By Phil Parry
BBC Wales Politics
Carwyn Jones will face a big squeeze on public spending
For Carwyn Jones, the new first minister, the challenges ahead can be boiled down to the two Cs - cuts and characters.
Any cuts in public spending would be very tough to deliver and even tougher to sell to the people of Wales.
Politicians don't like the word "cuts".
They prefer phrases like "efficiency savings", but there will be a dramatic slow-down in any increased funding for public spending and to the man or woman in the street that will feel like cuts.
And characters. How will Mr Jones keep on board key figures within his own government, where he is in coalition with Plaid Cymru, and make sure the relationship with colleagues in Westminster stays on course?
It's a relationship that has been tested in recent weeks over the timing of a possible referendum on more assembly powers.
And if a general election brings a change of government in Westminster we are in completely uncharted territory about how strained that relationship between Cardiff Bay and London may become.
So how much will the new world of much tighter public spending in Whitehall affect the first minister's freedom to act?
Whichever Whitehall departments feel the spending slowdown the most, then it will have a direct effect on the money Mr Jones will have to dish out in Wales on the "frontline services" we hear so much about - such as the health service and education.
He has already promised to increase spending on education so that could mean more pressure on other services.
A block grant of around £16bn comes from central government - and in the health and social care sector in Wales a budget has been outlined of £5.8bn, for the next financial year, an increase of £2.6%.
But that's "by far the lowest increase received for many years," according to Finance Minister Andrew Davies.
And as the UK government grapples with a £175bn annual deficit - and with talk of financial markets pushing up the cost of borrowing - this could be just the start of squeezes on public spending.
Mr Jones has two big hurdles to clear on that.
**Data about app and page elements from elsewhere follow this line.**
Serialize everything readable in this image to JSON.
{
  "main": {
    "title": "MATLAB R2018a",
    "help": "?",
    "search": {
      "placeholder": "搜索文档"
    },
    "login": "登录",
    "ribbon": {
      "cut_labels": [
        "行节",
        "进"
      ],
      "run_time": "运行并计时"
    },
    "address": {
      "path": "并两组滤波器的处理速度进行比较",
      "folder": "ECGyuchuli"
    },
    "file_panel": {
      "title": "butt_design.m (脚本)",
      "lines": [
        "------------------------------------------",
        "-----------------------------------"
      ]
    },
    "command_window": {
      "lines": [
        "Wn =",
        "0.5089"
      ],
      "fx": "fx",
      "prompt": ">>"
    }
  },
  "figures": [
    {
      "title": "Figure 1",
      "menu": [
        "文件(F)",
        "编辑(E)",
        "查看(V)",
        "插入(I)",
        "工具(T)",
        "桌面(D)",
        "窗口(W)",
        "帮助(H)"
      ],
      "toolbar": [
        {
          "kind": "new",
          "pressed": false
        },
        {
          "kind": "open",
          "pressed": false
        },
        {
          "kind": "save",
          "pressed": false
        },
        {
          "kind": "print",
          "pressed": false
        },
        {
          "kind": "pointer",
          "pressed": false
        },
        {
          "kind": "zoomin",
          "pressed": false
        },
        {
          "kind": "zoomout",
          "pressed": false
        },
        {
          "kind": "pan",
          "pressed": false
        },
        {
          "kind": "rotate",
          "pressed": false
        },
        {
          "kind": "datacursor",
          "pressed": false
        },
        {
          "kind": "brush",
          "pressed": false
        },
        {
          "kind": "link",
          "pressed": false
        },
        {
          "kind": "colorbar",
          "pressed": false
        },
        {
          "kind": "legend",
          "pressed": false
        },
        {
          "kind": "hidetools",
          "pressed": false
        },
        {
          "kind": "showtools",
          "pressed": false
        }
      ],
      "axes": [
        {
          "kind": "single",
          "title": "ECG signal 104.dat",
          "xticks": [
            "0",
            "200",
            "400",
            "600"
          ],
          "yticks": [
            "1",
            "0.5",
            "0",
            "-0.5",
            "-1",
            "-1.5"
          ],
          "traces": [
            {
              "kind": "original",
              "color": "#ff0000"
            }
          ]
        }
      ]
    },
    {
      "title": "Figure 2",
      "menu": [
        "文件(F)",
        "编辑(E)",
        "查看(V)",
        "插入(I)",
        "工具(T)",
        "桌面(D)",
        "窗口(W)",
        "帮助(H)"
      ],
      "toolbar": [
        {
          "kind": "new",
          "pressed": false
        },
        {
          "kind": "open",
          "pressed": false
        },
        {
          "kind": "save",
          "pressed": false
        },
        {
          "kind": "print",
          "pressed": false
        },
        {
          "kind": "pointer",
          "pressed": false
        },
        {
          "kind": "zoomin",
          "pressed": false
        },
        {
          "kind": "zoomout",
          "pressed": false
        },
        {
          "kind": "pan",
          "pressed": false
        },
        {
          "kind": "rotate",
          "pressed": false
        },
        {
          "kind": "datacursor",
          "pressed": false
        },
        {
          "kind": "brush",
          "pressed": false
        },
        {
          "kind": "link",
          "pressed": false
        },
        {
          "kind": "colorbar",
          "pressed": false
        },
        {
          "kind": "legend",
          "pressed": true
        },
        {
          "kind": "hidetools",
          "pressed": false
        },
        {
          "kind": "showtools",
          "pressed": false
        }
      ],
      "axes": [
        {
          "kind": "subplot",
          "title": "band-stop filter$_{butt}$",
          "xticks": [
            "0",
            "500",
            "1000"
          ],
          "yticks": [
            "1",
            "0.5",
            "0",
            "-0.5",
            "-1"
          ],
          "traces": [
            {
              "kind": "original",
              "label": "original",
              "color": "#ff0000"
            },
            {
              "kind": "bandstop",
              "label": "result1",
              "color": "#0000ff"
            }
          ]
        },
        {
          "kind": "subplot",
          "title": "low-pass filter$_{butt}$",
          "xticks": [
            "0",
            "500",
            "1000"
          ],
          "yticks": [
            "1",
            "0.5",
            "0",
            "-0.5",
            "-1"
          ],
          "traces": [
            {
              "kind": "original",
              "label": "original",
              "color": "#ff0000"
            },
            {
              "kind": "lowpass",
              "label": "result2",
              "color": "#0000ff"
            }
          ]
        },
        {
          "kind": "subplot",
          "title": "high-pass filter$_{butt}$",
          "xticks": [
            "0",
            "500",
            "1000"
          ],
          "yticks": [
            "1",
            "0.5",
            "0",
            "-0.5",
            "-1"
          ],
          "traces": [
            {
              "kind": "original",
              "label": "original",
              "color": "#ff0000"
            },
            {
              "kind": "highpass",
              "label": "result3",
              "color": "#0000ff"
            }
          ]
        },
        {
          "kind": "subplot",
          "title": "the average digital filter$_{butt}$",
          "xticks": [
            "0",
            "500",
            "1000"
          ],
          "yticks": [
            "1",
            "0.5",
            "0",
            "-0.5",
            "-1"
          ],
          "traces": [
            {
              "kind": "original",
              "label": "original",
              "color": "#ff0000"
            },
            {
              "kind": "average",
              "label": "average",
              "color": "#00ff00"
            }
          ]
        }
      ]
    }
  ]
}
How to work out which department will feel the heat most on spending - and how to communicate that effectively to the Welsh public.
Mr Jones's background is as a barrister, but he will need all his communication skills to sell that tough message to voters, with an assembly election in May 2011.
Strained relationships between personalities in his own cabinet could prove almost as tricky.
Differences with Plaid Cymru over the timing of a possible referendum on more powers appear to have eased - but they came close to breaking up the coalition with Labour and give a clue to the tensions that exist between the two parties, and within Labour itself.
A news release from Labour appeared to put a question mark over holding a referendum next year on more powers for the assembly.
Plaid Cymru sources described it as a "serious breach of trust" and "completely unacceptable".
Mr Jones must ensure those tensions don't resurface, but if they do, they could once again threaten the coalition.
And while he keeps Plaid Cymru happy within the coalition he must also keep Labour colleagues on side, notably in Westminster.
Welsh Secretary Peter Hain has made it quite clear he believes a referendum in the next couple of years "would be lost".
Rhodri Morgan during his final First Minister's questions
In the short term Mr Jones must face the challenge of putting together his cabinet.
It's more of a "blank sheet of paper" than a reshuffle.
But it appears likely room will be made for supporters such as his campaign manager Leighton Andrews, while other figures like Education Minister Jane Hutt and Finance Minister Andrew Davies could be dropped.
And other challenges lie ahead for him - even beyond the issues of funding public services and easing tensions within his cabinet and beyond.
Foremost among them is how really to fill the shoes of Rhodri Morgan, who came to represent Wales over and beyond his role as leader of Labour in Wales.
His popularity ratings have outstripped those of Labour in Wales.
Comments like "does a one-legged duck swim in circles?" in answer to the question did he want the job of leader, endeared Rhodri Morgan to voters.
And perhaps the biggest challenge of all will be for the new first minister to coin memorable "Carwynisms" that make headlines in quite the same way.